September 23, 2008
In all the commotion and hullabaloo surrounding the events effecting the financial world these past few weeks, little attention has been paid to the Federal Reserve relaxing rules concerning minority ownership of banks by Private Equity investors and other investment groups, allowing them to own up to 33% of a bank’s equity, including 15% of the voting shares.
Thus far banks have had to raise more than $350B thanks to write-downs in excess of half a trillion dollars, and the need for further infusions of capital is certain. With these lowered restrictions Private Equity firms could provide much needed additional funding. Look for Private Equity firms to invest in small and medium sized banks as funds won’t wish to put all their eggs in one large bank basket, especially after witnessing the difficulties that TPG has experienced with WaMu.
Moving the ceiling up to 33% is a step in the right direction, but it’s not enough to make PE a viable source of rescue.
September 9, 2008
In a time when some other large cap players are feeling a stinging cold shoulder from edgy institutional LPs (see Madison Dearborn having to cut it’s cap on a new fund, or Blackstone getting a reduced effort from Calstrs for it’s new effort), TPG has amassed a mighty impressive chunk of change to take advantage of opportunities in the currently depressed markets.
TPG plans to use the new fund to invest in a variety of targets, including Asian assets, distressed banks and corporate takeovers.
August 21, 2008
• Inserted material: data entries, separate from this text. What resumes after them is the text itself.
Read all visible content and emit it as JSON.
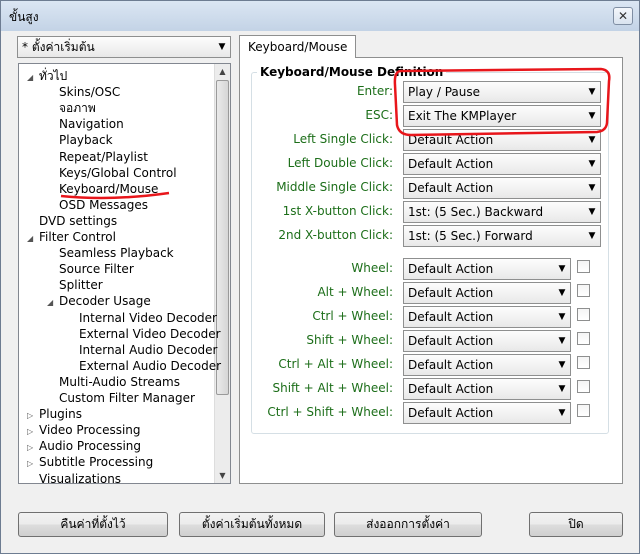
{
  "window": {
    "title": "ขั้นสูง",
    "close_label": "✕"
  },
  "preset": {
    "value": "* ตั้งค่าเริ่มต้น"
  },
  "tree": {
    "items": [
      {
        "label": "ทั่วไป",
        "depth": 1,
        "exp": "◢"
      },
      {
        "label": "Skins/OSC",
        "depth": 2,
        "exp": ""
      },
      {
        "label": "จอภาพ",
        "depth": 2,
        "exp": ""
      },
      {
        "label": "Navigation",
        "depth": 2,
        "exp": ""
      },
      {
        "label": "Playback",
        "depth": 2,
        "exp": ""
      },
      {
        "label": "Repeat/Playlist",
        "depth": 2,
        "exp": ""
      },
      {
        "label": "Keys/Global Control",
        "depth": 2,
        "exp": ""
      },
      {
        "label": "Keyboard/Mouse",
        "depth": 2,
        "exp": ""
      },
      {
        "label": "OSD Messages",
        "depth": 2,
        "exp": ""
      },
      {
        "label": "DVD settings",
        "depth": 1,
        "exp": ""
      },
      {
        "label": "Filter Control",
        "depth": 1,
        "exp": "◢"
      },
      {
        "label": "Seamless Playback",
        "depth": 2,
        "exp": ""
      },
      {
        "label": "Source Filter",
        "depth": 2,
        "exp": ""
      },
      {
        "label": "Splitter",
        "depth": 2,
        "exp": ""
      },
      {
        "label": "Decoder Usage",
        "depth": 2,
        "exp": "◢"
      },
      {
        "label": "Internal Video Decoder",
        "depth": 3,
        "exp": ""
      },
      {
        "label": "External Video Decoder",
        "depth": 3,
        "exp": ""
      },
      {
        "label": "Internal Audio Decoder",
        "depth": 3,
        "exp": ""
      },
      {
        "label": "External Audio Decoder",
        "depth": 3,
        "exp": ""
      },
      {
        "label": "Multi-Audio Streams",
        "depth": 2,
        "exp": ""
      },
      {
        "label": "Custom Filter Manager",
        "depth": 2,
        "exp": ""
      },
      {
        "label": "Plugins",
        "depth": 1,
        "exp": "▷"
      },
      {
        "label": "Video Processing",
        "depth": 1,
        "exp": "▷"
      },
      {
        "label": "Audio Processing",
        "depth": 1,
        "exp": "▷"
      },
      {
        "label": "Subtitle Processing",
        "depth": 1,
        "exp": "▷"
      },
      {
        "label": "Visualizations",
        "depth": 1,
        "exp": ""
      }
    ]
  },
  "tab": {
    "label": "Keyboard/Mouse"
  },
  "group": {
    "title": "Keyboard/Mouse Definition"
  },
  "rows": [
    {
      "label": "Enter:",
      "value": "Play / Pause",
      "checkbox": false
    },
    {
      "label": "ESC:",
      "value": "Exit The KMPlayer",
      "checkbox": false
    },
    {
      "label": "Left Single Click:",
      "value": "Default Action",
      "checkbox": false
    },
    {
      "label": "Left Double Click:",
      "value": "Default Action",
      "checkbox": false
    },
    {
      "label": "Middle Single Click:",
      "value": "Default Action",
      "checkbox": false
    },
    {
      "label": "1st X-button Click:",
      "value": "1st: (5 Sec.) Backward",
      "checkbox": false
    },
    {
      "label": "2nd X-button Click:",
      "value": "1st: (5 Sec.) Forward",
      "checkbox": false
    },
    {
      "label": "Wheel:",
      "value": "Default Action",
      "checkbox": true
    },
    {
      "label": "Alt + Wheel:",
      "value": "Default Action",
      "checkbox": true
    },
    {
      "label": "Ctrl + Wheel:",
      "value": "Default Action",
      "checkbox": true
    },
    {
      "label": "Shift + Wheel:",
      "value": "Default Action",
      "checkbox": true
    },
    {
      "label": "Ctrl + Alt + Wheel:",
      "value": "Default Action",
      "checkbox": true
    },
    {
      "label": "Shift + Alt + Wheel:",
      "value": "Default Action",
      "checkbox": true
    },
    {
      "label": "Ctrl + Shift + Wheel:",
      "value": "Default Action",
      "checkbox": true
    }
  ],
  "buttons": {
    "reset": "คืนค่าที่ตั้งไว้",
    "defaults_all": "ตั้งค่าเริ่มต้นทั้งหมด",
    "export": "ส่งออกการตั้งค่า",
    "close": "ปิด"
  },
  "colors": {
    "label_green": "#1c6e19",
    "annotation_red": "#e8161b"
  }
}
According to Standard and Poor’s cash-rich Private Equity firms are expected to continue to buy up leveraged loans at a high pace. Leading firms such as Apollo (who’s raising up to £1.1B to buy badly performing loans from European banks), Blackstone (who bought GSO Capital earlier this year), TPG (which has raised a distressed credit fund), Cinven (which recently acquired half of debt advisory and management firm Indicus Advisors), Carlyle (which closed it’s second distressed fund of $1.35B earlier this year) and others have gotten into the game recently at a much greater level than in the past.
After the credit crunch hit last year, the banks were left holding more than $200B of “hung” leveraged loans, which they underwrote on generous terms during the debt boom, and no where to move them. Enter the private equity firms with many fresh off of fundraisings to take the debt off the bank’s hands. However, not everyone (particularly John Moulton of Alchemy Partners), is under the mindset that this is a match made in heaven. Amongst his reasons he points to the limited possibility of returns if a firm uses a fund designated for buyouts to buy up debt as any gain would be capped versus the unlimited upside return potential of equity. Time will tell!